Work item:
Pull out every line below holding the word "title".

Dataset excerpts:
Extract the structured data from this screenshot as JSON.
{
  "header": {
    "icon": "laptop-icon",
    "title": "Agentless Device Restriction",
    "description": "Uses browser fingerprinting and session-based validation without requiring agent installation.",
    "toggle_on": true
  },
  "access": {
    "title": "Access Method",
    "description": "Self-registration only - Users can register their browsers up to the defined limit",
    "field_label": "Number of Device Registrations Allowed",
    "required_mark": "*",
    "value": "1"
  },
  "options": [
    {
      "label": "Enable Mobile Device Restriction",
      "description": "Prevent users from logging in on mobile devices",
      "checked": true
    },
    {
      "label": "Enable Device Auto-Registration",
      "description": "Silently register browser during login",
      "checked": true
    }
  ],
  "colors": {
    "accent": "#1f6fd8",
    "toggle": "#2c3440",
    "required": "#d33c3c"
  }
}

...

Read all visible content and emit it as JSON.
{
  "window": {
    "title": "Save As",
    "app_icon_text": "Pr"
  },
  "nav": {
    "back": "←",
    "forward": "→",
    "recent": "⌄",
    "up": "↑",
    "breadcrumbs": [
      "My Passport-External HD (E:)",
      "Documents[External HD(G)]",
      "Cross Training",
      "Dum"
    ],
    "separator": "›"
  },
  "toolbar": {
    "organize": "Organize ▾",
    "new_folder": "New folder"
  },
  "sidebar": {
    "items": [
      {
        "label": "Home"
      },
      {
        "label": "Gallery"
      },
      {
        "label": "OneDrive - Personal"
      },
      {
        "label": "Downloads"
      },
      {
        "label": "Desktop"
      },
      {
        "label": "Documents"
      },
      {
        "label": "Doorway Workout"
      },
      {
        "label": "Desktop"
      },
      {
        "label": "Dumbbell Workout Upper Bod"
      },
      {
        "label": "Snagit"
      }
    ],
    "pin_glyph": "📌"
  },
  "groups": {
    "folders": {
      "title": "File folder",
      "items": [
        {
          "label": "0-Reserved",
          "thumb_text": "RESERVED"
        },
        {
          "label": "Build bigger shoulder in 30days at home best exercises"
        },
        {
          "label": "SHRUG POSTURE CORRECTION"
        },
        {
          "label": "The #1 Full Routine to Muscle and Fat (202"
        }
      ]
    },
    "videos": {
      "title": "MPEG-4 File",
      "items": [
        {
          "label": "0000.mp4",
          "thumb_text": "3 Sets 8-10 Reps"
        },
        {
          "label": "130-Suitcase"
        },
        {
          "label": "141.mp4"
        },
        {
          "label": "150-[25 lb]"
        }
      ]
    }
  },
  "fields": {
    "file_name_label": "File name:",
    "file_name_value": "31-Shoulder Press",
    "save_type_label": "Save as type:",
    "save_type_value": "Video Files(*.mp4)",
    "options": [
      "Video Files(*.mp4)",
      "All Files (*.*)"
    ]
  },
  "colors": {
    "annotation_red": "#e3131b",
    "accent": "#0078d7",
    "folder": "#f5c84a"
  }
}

Response to this task:
    "title": "Agentless Device Restriction",
    "title": "Access Method",
    "title": "Save As",
      "title": "File folder",
      "title": "MPEG-4 File",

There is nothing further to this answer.